> [What the task asks]: Every line below containing the word "Files" should be found and copied.

> [Data for review]:
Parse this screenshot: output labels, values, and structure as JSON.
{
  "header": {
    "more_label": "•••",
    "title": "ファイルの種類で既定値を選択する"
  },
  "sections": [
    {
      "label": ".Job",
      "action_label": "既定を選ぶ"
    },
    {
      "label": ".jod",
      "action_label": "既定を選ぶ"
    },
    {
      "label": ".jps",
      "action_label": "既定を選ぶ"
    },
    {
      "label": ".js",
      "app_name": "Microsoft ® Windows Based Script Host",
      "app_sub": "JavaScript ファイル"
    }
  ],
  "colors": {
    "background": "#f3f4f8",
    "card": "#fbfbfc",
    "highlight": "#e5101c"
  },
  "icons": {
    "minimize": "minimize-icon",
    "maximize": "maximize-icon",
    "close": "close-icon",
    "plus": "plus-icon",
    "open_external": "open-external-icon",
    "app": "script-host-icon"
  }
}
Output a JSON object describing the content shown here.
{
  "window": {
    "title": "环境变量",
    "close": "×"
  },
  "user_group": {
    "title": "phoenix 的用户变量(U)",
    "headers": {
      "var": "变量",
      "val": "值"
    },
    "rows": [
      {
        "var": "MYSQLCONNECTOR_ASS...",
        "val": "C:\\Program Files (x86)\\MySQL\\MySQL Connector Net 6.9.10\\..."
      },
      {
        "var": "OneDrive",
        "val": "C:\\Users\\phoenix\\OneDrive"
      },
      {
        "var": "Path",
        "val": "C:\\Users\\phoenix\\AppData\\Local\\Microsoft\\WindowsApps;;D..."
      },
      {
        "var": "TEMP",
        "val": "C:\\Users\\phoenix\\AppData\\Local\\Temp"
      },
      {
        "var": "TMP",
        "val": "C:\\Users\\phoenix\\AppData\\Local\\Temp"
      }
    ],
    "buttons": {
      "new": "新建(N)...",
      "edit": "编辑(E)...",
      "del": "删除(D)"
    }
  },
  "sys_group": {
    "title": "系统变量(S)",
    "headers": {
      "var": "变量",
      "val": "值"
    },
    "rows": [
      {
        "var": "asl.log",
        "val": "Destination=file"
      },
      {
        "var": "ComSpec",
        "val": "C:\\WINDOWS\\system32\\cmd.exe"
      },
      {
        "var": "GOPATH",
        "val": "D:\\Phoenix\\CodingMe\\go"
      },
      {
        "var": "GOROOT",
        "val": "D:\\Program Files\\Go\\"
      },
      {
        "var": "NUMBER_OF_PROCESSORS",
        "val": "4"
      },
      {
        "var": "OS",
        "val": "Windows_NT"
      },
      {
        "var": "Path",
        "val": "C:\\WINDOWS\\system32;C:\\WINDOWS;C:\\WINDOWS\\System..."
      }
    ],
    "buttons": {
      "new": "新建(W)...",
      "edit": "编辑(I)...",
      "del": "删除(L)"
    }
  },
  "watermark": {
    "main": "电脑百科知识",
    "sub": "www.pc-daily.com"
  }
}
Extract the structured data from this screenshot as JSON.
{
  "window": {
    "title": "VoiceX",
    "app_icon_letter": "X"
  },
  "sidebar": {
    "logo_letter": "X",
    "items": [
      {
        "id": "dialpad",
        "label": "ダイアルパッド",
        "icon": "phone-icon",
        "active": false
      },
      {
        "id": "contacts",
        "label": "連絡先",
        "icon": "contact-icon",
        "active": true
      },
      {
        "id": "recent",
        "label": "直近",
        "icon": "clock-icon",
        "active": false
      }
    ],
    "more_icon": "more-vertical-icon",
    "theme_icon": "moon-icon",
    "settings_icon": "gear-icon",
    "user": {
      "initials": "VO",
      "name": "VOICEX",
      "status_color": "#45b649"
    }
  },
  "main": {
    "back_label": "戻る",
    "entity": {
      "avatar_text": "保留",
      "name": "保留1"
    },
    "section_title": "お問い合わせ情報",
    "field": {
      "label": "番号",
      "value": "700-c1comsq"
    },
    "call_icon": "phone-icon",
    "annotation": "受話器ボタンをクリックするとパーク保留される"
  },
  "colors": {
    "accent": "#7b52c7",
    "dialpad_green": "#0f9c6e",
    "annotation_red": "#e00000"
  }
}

> [Output]:
        "val": "C:\\Program Files (x86)\\MySQL\\MySQL Connector Net 6.9.10\\..."
        "val": "D:\\Program Files\\Go\\"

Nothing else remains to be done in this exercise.